    Just got back from the propane dealer in town, one that I trust. The valve is apparently leaking. Obviously it shouldn't be. Once the weather warms to the point I can work outside for at least a few minutes (still in single digit temps here) I will pull the two tanks and take them in for repair/inspection/etc. I'll bring the regulator along with me so that it can be inspected as well. My only concern with removing them is in getting the connections made again when I reinstall so that nothing leaks. I just don't seem to have good luck re-using fittings or resealing plumbing once it's opened. If the tanks are still deemed serviceable, I'll ask them to replace the plumbing (hoses) between the tanks and the regulator to minimize failure points. If necessary, I will replace with something else. By the way, these tanks do have a vapor tap and based on how the plumbing is connected I'd guess were designed to be refilled in place (not removed for filling). Not sure how that worked, and not sure if it can still be done that way. I suppose that the two horizontal tanks could be replaced with two vertical tanks if necessary. I'll have to take measurements to be sure and bring them along with me when I take the tanks in in case we go that route. Anyone know what the proper regulator setting is for these things? My only appliance running off of propane is the furnace, so I assume that I'll need to have them set the pressure regulator for that. If they are checking we might as well check everything. Oh - the joy of old machinery! If I didn't love it so much this would be a real pain.
  14. Frozen LP Tank Leaking??

    I'll be going to a local propane vendor today to see if they have any advice. The cover is missing in the photo because I had just taken it off for the photo. It was in place and clean prior to this issue. The LP furnace is the only thing using propane in the coach, and it has not been used in years. I'd suspect that the LP in the tank has been there for years. I'll report back once I hear from the propane place in town.
  15. Frozen LP Tank Leaking??

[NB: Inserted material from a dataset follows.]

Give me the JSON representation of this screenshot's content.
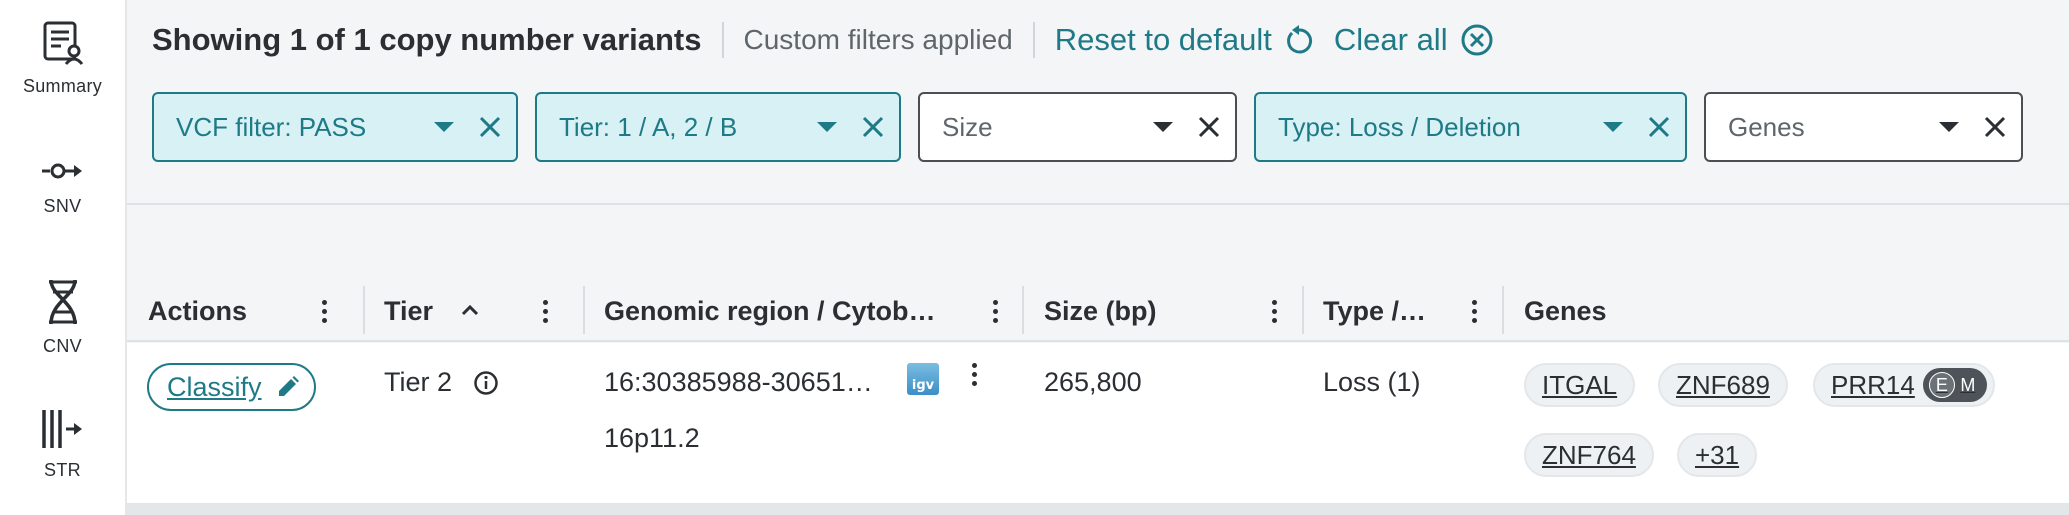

    Noticed a strange smell around our bus today while checking on it. Finally realized it was the smell of LP. I checked on the tanks, which I'm positive I had firmly shut off before the recent cold spell. We have two horizontal tanks. One was about 2/3 full last time I looked. When I opened the cover on the tanks, the tank which was full has a coating of frost on the end of it, with a small pile of what looks like fine snow built up under the fill valve. Pressure gauge on both tanks now reads zero. I'm assuming that the tank which was partially full leaked out. Is this something that can be connected in some way to the sub-zero weather or just coincidental? Can tanks leak like this because of extreme cold? If so, any precautions to be taken? First time having LP so I'm not sure which way to go on this. I'm guessing that one of my stops once the weather warms and I'm back on the road will be to the local propane dealer to have the tanks serviced, but I sure would like to know what's going on and what to expect. UPDATE: I did a little more looking and inspecting this evening. The fill valve is definitely the source of the leak. In fact, I was easily able to push in on the center of the fill valve and open it. I'm thinking that either the pressure was much lower than I thought and the super cold weather brought it down even further, which allowed the valve to let loose and seep, or possibly the rubber seal got too hard in the cold to continue to make a tight seal. Or, if there is a spring in the valve possibly it no longer has then necessary umph to keep the thing closed properly. Anyone have any experience changing out the valves on these older tanks? I'm wanting to avoid changing them out totally since I don't think I'll easily find a new one that fills on the end like ours.